THE Rev Mervyn Gibson is to meet with the senior Presbyterian figure who wrote to the Parades Commission criticising his comments about a ruling by the commission.
The east Belfast Presbyterian minister said he intended to meet the clerk of the Presbyterian General Assembly, the Rev Dr Donald Watts, to discuss Dr Watts’ letter to the commission in which he described the Rev Gibson’s criticism of the commission as “unacceptable”.
However, as revealed in yesterday’s News Letter, Dr Watts refused to make any comment about the Rev David Latimer’s controversial speech to Sinn Fein’s ard fheis in which he described Martin McGuinness as “one of the true, great leaders of modern times”.
A Presbyterian member, David Morgan, wrote to Dr Watts objecting to the theological implications of Rev Latimer’s speech, which he argued went against Presbyterian teaching about repentance and the need for personal salvation.
However, Dr Watts replied to Dr Morgan that the Rev Latimer’s attendance at the conference was “a personal decision” and that he “was not present as a representative of the Presbyterian Church in Ireland” at the Sinn Fein conference.
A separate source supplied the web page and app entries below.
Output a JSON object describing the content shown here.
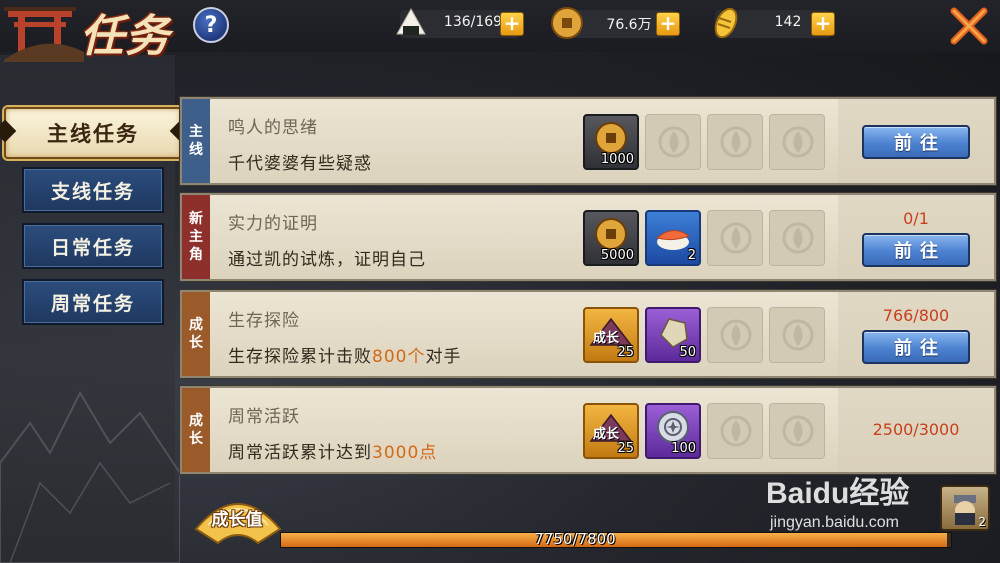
{
  "header": {
    "title": "任务",
    "help_label": "?",
    "resources": [
      {
        "name": "stamina",
        "icon": "rice-ball-icon",
        "value": "136/169",
        "plus": "+"
      },
      {
        "name": "coins",
        "icon": "coin-icon",
        "value": "76.6万",
        "plus": "+"
      },
      {
        "name": "gold",
        "icon": "gold-ingot-icon",
        "value": "142",
        "plus": "+"
      }
    ]
  },
  "tabs": [
    {
      "label": "主线任务",
      "active": true
    },
    {
      "label": "支线任务",
      "active": false
    },
    {
      "label": "日常任务",
      "active": false
    },
    {
      "label": "周常任务",
      "active": false
    }
  ],
  "quests": [
    {
      "tag_line1": "主",
      "tag_line2": "线",
      "title": "鸣人的思绪",
      "desc": "千代婆婆有些疑惑",
      "rewards": [
        {
          "icon": "coin-reward-icon",
          "count": "1000"
        }
      ],
      "progress": "",
      "button": "前往"
    },
    {
      "tag_line1": "新",
      "tag_line2": "主",
      "tag_line3": "角",
      "title": "实力的证明",
      "desc": "通过凯的试炼，证明自己",
      "rewards": [
        {
          "icon": "coin-reward-icon",
          "count": "5000"
        },
        {
          "icon": "sushi-reward-icon",
          "count": "2"
        }
      ],
      "progress": "0/1",
      "button": "前往"
    },
    {
      "tag_line1": "成",
      "tag_line2": "长",
      "title": "生存探险",
      "desc_prefix": "生存探险累计击败",
      "desc_highlight": "800个",
      "desc_suffix": "对手",
      "rewards": [
        {
          "icon": "growth-reward-icon",
          "label": "成长",
          "count": "25"
        },
        {
          "icon": "stone-reward-icon",
          "count": "50"
        }
      ],
      "progress": "766/800",
      "button": "前往"
    },
    {
      "tag_line1": "成",
      "tag_line2": "长",
      "title": "周常活跃",
      "desc_prefix": "周常活跃累计达到",
      "desc_highlight": "3000点",
      "desc_suffix": "",
      "rewards": [
        {
          "icon": "growth-reward-icon",
          "label": "成长",
          "count": "25"
        },
        {
          "icon": "silver-coin-reward-icon",
          "count": "100"
        }
      ],
      "progress": "2500/3000"
    }
  ],
  "growth": {
    "label": "成长值",
    "value": "7750/7800",
    "fraction": 0.9936
  },
  "avatar": {
    "count": "2"
  },
  "watermark": {
    "logo": "Baidu经验",
    "url": "jingyan.baidu.com"
  },
  "colors": {
    "progress_text": "#c8401e",
    "highlight": "#d4691a",
    "button_blue": "#4c82d0"
  }
}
The Rev Gibson, who was unaware of Dr Morgan’s complaint to the church, said he believed it showed that there were double standards being exercised by the church authorities.
The Rev Gibson, who is also a senior Orangeman, said: “Somebody made a complaint about me to the church and the church responded to that. They didn’t name me in the response but it was clear that they had been asked for an opinion about me.
“All they had to do was say that if I made any remark it was in a personal capacity.
“Clearly there are discrepancies in the way in which I have been treated and I believe it has happened on other occasions as well.”
Meanwhile, the Rev Latimer has said he believes that Mr McGuinness is “one of the most impressive statesmen of our time”.
Expanding on his comments at the Sinn Fein conference, the Presbyterian minister told his local newspaper the Derry Journal: “I have no doubt that Martin would be effective amongst other world leaders and I think he is one of the most impressive statesmen of our time.”
The Rev Latimer said he was praying that the former IRA commander would win the Irish presidential election and that he believed Mr McGuinness would “send ripples of hope” if he becomes president.
“Not only does he have my support for his campaign but he also has my prayers,” he said.
The Rev Latimer added that he wished Mr McGuinness “the very best of luck” and hoped that he was successful.